Was it worth taking the time to run the manuscript through ProWritingAid? Did it find enough improper usages to justify the time and money? Absolutely. Even after I read each chapter out loud before writing for the day, and even after reading them all out loud again, ProWritingAid helped me eliminate four or five errors per chapter. That’s more than enough to kick a reader out of the narrative.
The fact that I’m seeing only a 10% “error” rate is profoundly encouraging to me! The bottom line is that I plan to keep using the product because it helps me deliver a better manuscript for my readers. That’s what it’s all about!
Luisa Brunner’s Character Takes Charge!
I had just finished writing Ira Malhotra’s Plot Turn 1. Felt pretty good about it, too! Then I started to write Luisa Brunner’s Plot Turn 1. I ran smack dab into a brick wall.
When I tried to imagine the setting, I got nothing. Just a white blob. Years ago, I would have walked away after convincing myself I just didn’t know what I was doing. Now, though, I knew better. I knew this was my imagination’s way (or maybe my subconscious’ way; I’m not sure how much the two of them talk) of saying I didn’t do the prep work.
So I took a step back. I tried to run partial scenes through my mind. This morning (I took a day off work), it hit me. I hadn’t built out enough of the world (specifically, the planet Bilskirnir in the Álfheimr system) to give Brunner a context to work with. So I got to work. I cast these characters:
- Dietrich Wolf, Minister of Defense (Brunner’s boss)
- Laura Moser, Director for AI Enhancement (she’s an oberstleutnant on Brunner’s staff)
- Richeza Werner, Minster of Science
- Vera Schmid, Secretary of Technological Sovereignty and Innovation (reports to Werner)
- Rupprecht Krüger, Secretary of Life Sciences (also reports to Werner)

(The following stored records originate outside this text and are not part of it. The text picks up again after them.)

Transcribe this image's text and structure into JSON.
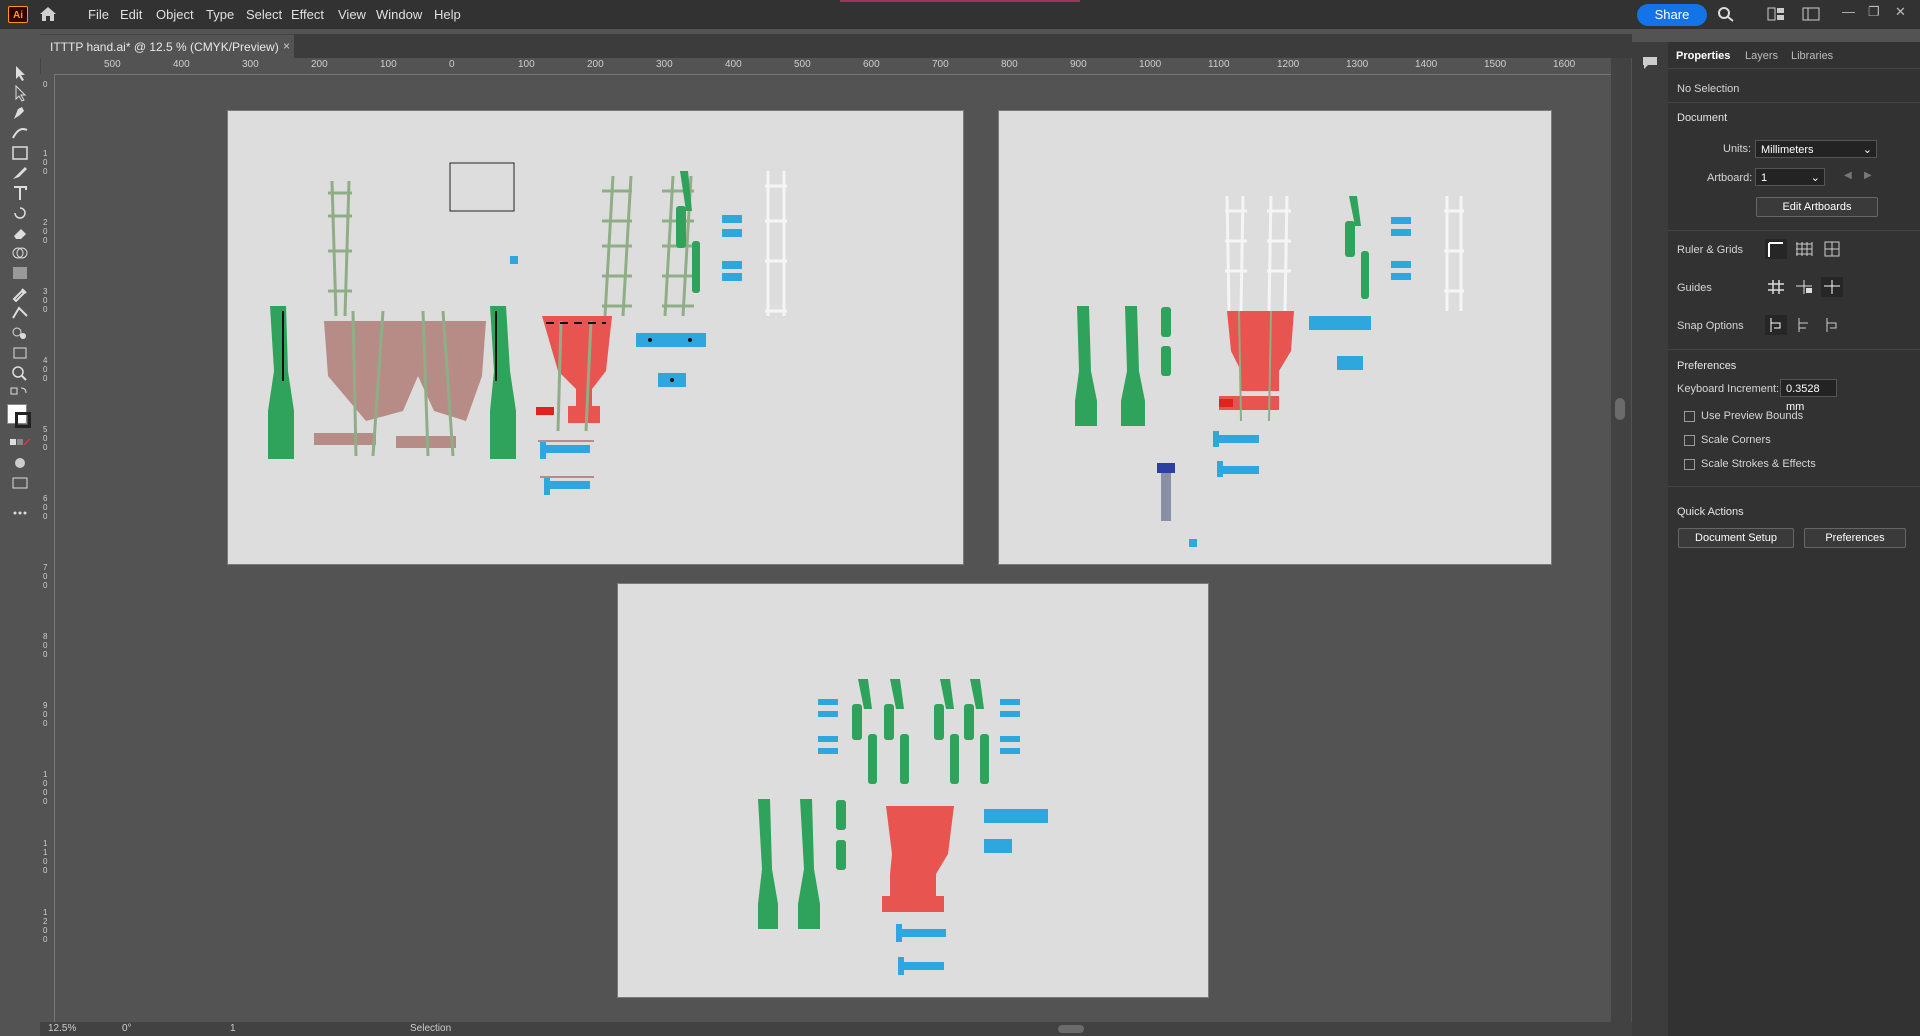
{
  "app": {
    "logo": "Ai",
    "home_icon": "home-icon"
  },
  "menu": [
    "File",
    "Edit",
    "Object",
    "Type",
    "Select",
    "Effect",
    "View",
    "Window",
    "Help"
  ],
  "topbar": {
    "share_label": "Share",
    "icons": [
      "search-icon",
      "arrange-documents-icon",
      "workspace-icon"
    ],
    "window_controls": [
      "—",
      "❐",
      "✕"
    ]
  },
  "document_tab": {
    "title": "ITTTP hand.ai* @ 12.5 % (CMYK/Preview)",
    "close": "×"
  },
  "ruler_top": [
    "500",
    "400",
    "300",
    "200",
    "100",
    "0",
    "100",
    "200",
    "300",
    "400",
    "500",
    "600",
    "700",
    "800",
    "900",
    "1000",
    "1100",
    "1200",
    "1300",
    "1400",
    "1500",
    "1600"
  ],
  "ruler_left": [
    "0",
    "1\n0\n0",
    "2\n0\n0",
    "3\n0\n0",
    "4\n0\n0",
    "5\n0\n0",
    "6\n0\n0",
    "7\n0\n0",
    "8\n0\n0",
    "9\n0\n0",
    "1\n0\n0\n0",
    "1\n1\n0\n0",
    "1\n2\n0\n0"
  ],
  "status": {
    "zoom": "12.5%",
    "rotation": "0°",
    "artboard": "1",
    "tool": "Selection"
  },
  "panel": {
    "tabs": [
      "Properties",
      "Layers",
      "Libraries"
    ],
    "selection": "No Selection",
    "document_header": "Document",
    "units_label": "Units:",
    "units_value": "Millimeters",
    "artboard_label": "Artboard:",
    "artboard_value": "1",
    "edit_artboards": "Edit Artboards",
    "ruler_grids": "Ruler & Grids",
    "guides": "Guides",
    "snap_options": "Snap Options",
    "preferences_header": "Preferences",
    "keyboard_increment_label": "Keyboard Increment:",
    "keyboard_increment_value": "0.3528 mm",
    "use_preview_bounds": "Use Preview Bounds",
    "scale_corners": "Scale Corners",
    "scale_strokes": "Scale Strokes & Effects",
    "quick_actions": "Quick Actions",
    "document_setup": "Document Setup",
    "preferences_button": "Preferences"
  },
  "colors": {
    "green": "#2fa35b",
    "blue": "#2ea7de",
    "red": "#e85450",
    "brown": "#b88c86",
    "sage": "#8fae86",
    "artboard": "#dddddd"
  }
}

I have to be careful — I have way too much fun casting and fleshing out characters! I could do it all day (at the expense of writing).
With those positions filled, the rest of Brunner’s arc just clicked. Even the final scenes came together, and I won’t write them for a few months. They might change. But I can see a clear path now. And all because Brunner’s character refused to dive into a scene unprepared. That’s just like her character!
Progress against Last Week’s Goals
Here were my goals from last week:
- Finish the second draft of Evolution’s Hand Book 5: Split Infinities (which is the say, the read aloud draft): Done!
- Put 20 chapters of Split Infinities through ProWritingAid. Done! And exceeded! I finished the entire novel.
- Write Ira Malhotra’s Plot Turn 1. Done!
- Stretch Objective: Write Luisa Brunner’s Plot turn 1. Started! See above for details.
Goals for the Week in Progress Report 2023 Week 46
- Finish Luisa Brunner’s Plot Turn 1
- Finish Owen Payne’s Plot Turn 1
- Finish Luisa Brunner’s Pinch 1
- Start Owen Payne’s Pinch 1
- Review potential new/old marketing routes for Evolution’s Hand Book 1: Executive Action.
What Do You Think?
Have you used ProWritingAid or Grammarly to help proofread your manuscripts? How did they work for you? I’d love to hear your thoughts in the comments!